EXERCISE INSTRUCTIONS: Check every line of the records below for the string "대전지부" and copy the ones that have it.

(Records from a data source)
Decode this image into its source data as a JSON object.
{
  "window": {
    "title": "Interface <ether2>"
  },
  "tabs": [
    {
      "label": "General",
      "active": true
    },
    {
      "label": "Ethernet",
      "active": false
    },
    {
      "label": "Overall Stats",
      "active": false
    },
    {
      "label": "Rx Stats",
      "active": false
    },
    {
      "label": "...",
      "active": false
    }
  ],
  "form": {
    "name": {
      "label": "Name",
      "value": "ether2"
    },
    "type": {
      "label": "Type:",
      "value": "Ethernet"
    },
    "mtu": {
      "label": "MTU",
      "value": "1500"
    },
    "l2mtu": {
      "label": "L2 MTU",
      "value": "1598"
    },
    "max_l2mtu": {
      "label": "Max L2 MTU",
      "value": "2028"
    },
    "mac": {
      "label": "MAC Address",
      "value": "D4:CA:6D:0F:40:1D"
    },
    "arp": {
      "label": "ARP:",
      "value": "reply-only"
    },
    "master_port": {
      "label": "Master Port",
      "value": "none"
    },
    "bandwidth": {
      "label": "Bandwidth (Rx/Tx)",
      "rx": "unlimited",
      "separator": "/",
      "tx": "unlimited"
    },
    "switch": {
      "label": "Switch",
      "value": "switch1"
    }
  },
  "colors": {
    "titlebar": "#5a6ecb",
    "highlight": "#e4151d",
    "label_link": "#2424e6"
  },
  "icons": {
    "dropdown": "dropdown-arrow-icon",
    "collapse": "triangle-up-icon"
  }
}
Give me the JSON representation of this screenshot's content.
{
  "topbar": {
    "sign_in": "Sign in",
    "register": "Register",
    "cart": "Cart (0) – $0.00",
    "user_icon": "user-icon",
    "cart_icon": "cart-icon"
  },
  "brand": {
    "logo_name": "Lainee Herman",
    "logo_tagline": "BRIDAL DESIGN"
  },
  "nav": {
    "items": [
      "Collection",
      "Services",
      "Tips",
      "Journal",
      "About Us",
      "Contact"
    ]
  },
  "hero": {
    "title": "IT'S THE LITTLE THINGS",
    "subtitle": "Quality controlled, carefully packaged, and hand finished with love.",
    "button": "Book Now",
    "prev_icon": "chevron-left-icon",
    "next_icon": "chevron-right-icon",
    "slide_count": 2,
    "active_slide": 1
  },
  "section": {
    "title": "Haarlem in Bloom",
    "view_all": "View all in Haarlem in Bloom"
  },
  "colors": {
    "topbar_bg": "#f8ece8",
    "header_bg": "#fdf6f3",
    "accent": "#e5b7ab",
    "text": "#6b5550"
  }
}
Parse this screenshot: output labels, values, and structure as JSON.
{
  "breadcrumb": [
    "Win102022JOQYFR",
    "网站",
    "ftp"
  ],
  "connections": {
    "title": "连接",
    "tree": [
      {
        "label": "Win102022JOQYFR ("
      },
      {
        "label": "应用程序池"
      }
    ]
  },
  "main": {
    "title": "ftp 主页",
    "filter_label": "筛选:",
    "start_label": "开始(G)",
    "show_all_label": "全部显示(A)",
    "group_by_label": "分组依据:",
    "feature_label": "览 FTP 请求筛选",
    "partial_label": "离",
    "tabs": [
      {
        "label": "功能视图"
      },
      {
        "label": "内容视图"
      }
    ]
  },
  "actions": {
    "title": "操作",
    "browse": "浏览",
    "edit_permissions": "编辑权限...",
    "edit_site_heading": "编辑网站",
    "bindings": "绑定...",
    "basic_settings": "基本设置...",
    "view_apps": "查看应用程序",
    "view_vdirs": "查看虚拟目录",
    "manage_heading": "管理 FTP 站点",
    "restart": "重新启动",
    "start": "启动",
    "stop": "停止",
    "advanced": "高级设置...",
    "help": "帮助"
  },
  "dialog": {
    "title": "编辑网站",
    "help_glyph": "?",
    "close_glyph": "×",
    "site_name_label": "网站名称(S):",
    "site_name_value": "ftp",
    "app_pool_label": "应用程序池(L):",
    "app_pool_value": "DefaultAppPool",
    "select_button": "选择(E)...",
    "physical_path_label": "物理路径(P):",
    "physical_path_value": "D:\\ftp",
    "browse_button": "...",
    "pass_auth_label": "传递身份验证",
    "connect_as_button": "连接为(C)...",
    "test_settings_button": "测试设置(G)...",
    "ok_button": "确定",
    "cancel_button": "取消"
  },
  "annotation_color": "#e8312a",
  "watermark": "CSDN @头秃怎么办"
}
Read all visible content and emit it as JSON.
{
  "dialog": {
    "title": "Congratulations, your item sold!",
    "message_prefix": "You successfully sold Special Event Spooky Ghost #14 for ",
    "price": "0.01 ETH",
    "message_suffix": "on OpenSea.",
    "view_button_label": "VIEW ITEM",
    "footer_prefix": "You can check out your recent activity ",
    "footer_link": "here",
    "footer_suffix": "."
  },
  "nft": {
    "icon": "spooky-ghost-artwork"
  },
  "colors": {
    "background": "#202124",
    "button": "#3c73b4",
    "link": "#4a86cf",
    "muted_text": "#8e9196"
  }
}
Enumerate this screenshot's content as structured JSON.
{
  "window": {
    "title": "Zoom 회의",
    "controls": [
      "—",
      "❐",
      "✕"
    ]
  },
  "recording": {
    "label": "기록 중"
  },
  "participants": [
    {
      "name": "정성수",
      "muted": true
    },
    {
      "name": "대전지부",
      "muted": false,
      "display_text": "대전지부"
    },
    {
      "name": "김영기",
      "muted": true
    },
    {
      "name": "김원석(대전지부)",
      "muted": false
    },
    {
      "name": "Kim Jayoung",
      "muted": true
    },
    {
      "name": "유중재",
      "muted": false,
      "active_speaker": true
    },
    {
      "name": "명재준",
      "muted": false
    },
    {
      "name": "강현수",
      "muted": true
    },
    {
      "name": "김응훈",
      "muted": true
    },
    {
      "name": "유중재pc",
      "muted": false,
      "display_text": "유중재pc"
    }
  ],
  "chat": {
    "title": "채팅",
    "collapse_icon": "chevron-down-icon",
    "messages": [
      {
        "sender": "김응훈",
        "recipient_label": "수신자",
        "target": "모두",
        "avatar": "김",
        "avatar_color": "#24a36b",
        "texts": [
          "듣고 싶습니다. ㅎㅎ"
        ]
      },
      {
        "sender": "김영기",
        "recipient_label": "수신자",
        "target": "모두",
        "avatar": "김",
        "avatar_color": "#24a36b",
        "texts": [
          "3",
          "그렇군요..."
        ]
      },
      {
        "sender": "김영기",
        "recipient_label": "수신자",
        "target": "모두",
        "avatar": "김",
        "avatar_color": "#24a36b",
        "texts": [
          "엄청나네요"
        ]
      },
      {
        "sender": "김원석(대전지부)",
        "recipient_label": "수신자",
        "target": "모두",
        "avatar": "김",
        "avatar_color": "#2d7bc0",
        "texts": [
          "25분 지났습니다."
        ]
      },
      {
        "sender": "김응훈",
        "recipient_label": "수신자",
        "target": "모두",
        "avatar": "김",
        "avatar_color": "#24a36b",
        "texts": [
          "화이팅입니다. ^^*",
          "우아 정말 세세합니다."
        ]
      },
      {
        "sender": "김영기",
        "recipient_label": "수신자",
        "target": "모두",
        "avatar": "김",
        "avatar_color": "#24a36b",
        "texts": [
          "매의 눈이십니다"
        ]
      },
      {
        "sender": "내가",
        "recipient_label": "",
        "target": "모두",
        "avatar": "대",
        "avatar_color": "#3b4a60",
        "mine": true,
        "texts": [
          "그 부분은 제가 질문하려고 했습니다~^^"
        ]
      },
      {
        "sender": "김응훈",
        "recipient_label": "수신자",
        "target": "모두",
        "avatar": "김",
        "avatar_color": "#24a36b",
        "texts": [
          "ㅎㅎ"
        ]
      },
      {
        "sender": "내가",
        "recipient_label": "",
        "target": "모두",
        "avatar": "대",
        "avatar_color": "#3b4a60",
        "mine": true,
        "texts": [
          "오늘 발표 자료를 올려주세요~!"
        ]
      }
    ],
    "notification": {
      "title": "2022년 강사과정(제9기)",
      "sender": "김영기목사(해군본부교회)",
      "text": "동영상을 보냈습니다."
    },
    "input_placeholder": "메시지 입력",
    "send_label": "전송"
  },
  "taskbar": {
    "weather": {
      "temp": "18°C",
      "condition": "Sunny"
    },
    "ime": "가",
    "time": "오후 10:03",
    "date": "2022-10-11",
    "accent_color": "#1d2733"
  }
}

EXERCISE RESPONSE:
      "name": "대전지부",
      "display_text": "대전지부"
      "name": "김원석(대전지부)",
        "sender": "김원석(대전지부)",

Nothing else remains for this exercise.